Kaul also believes the technology powering ChatGPT can be the foundation for any chatbot which the government already uses, provided ChatGPT is trained with more data points/corpus related to specific context. As chatbots and conversational AI become more powerful, governments will need to enhance their existing chatbots or potentially replace them with more capable large language model-powered chatbots like ChatGPT.
Sahay, on the other hand, believes specific chatbots like ‘MyGov Helpdesk’ have an advantage in accessing very specific information that ChatGPT cannot access.
With the continuous advancement of technology, there is potential for the creation of a single chatbot that can serve as the primary point of contact, rather than having multiple disparate chatbots. For instance, the LLM-powered chatbot can inform citizens of any pending services they have, such as renewing their driver’s licence, and give them the required information and steps or provide a step-by-step guide in the language of their choice about seeking redressal.
Real-time RTI responses
Another potential use case of LLM is to provide real-time RTI (Right to Information) responses. The process of submitting a query through the RTI input form in India requires the applicant to provide personal information and specify the relevant department. This manual process can be streamlined and automated using large language models.
“However, the bigger challenge is the curation of information from different departments, getting approvals from concerned authorities, and public information officers (PIOs) in many departments of government etc, before furnishing the non-classified information to the supplicant,” Kaul pointed out.
Besides, human supervision may still be necessary due to the nature of Section 8 of the RTI Act, which gives the government the power to withhold certain information from being made public. The model can be trained to determine if Section 8 exemptions apply and provide real-time information when they don’t. “However, continually updating data and ensuring the LLM is up to date will require systemic changes in the manner with which RTIs are currently filed, answered and stored,” Bhavya Birla, research associate at The Dialogue, told AIM.
It is important to recognise that chatbots may not always comprehend the context of a query and could produce incomplete or erroneous responses. Moreover, there may be apprehensions regarding the precision and uniformity of answers generated, especially in response to intricate or specialised inquiries.
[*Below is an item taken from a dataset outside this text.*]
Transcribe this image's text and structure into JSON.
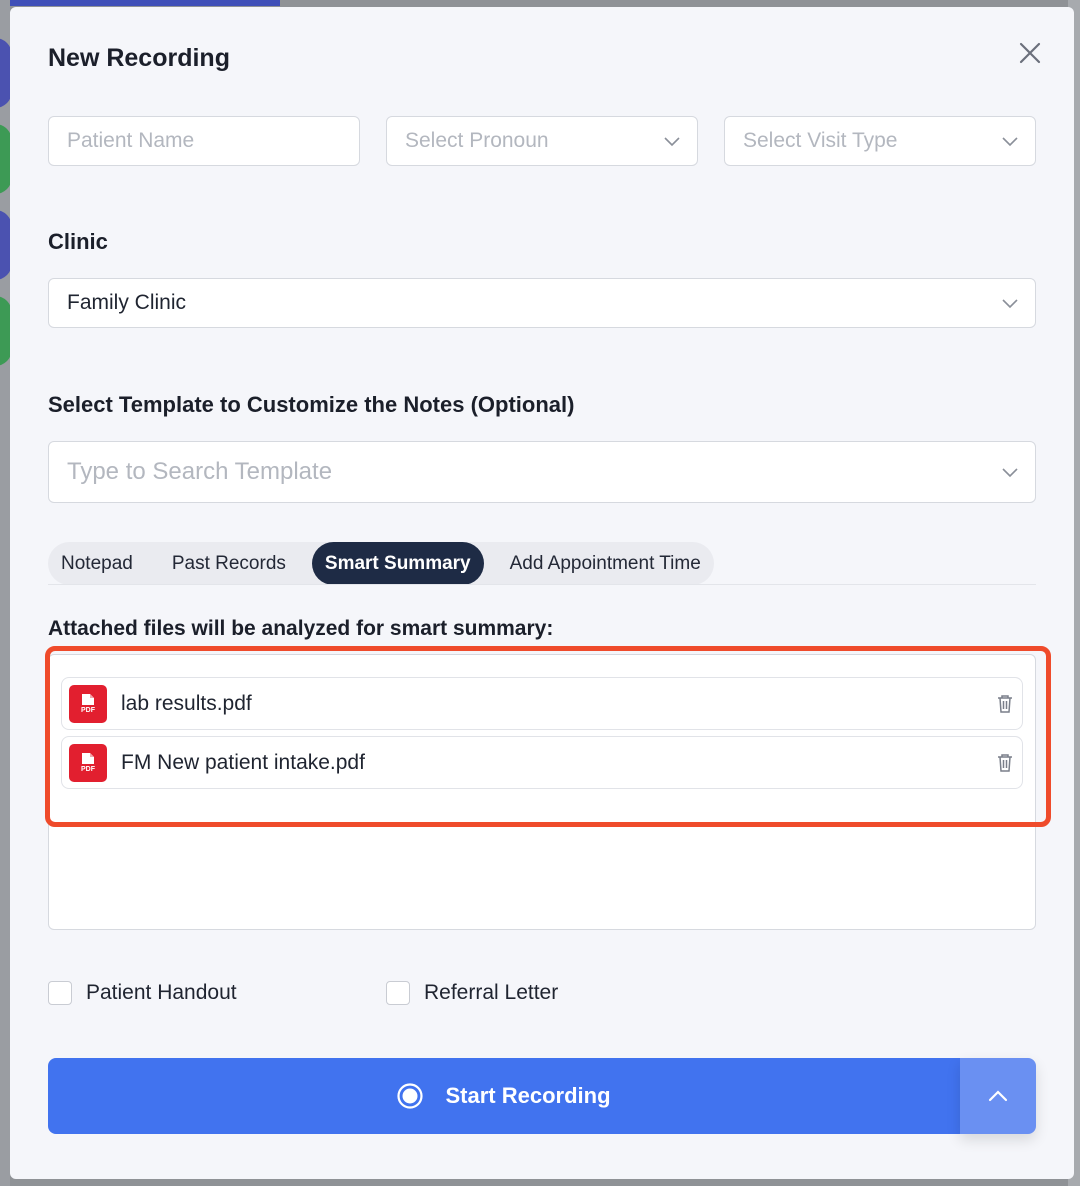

Nonetheless, “The potential for LLM-powered chatbots to generate RTI responses in real-time exists, provided RTI data is available for us to train them on,” Sahay concluded.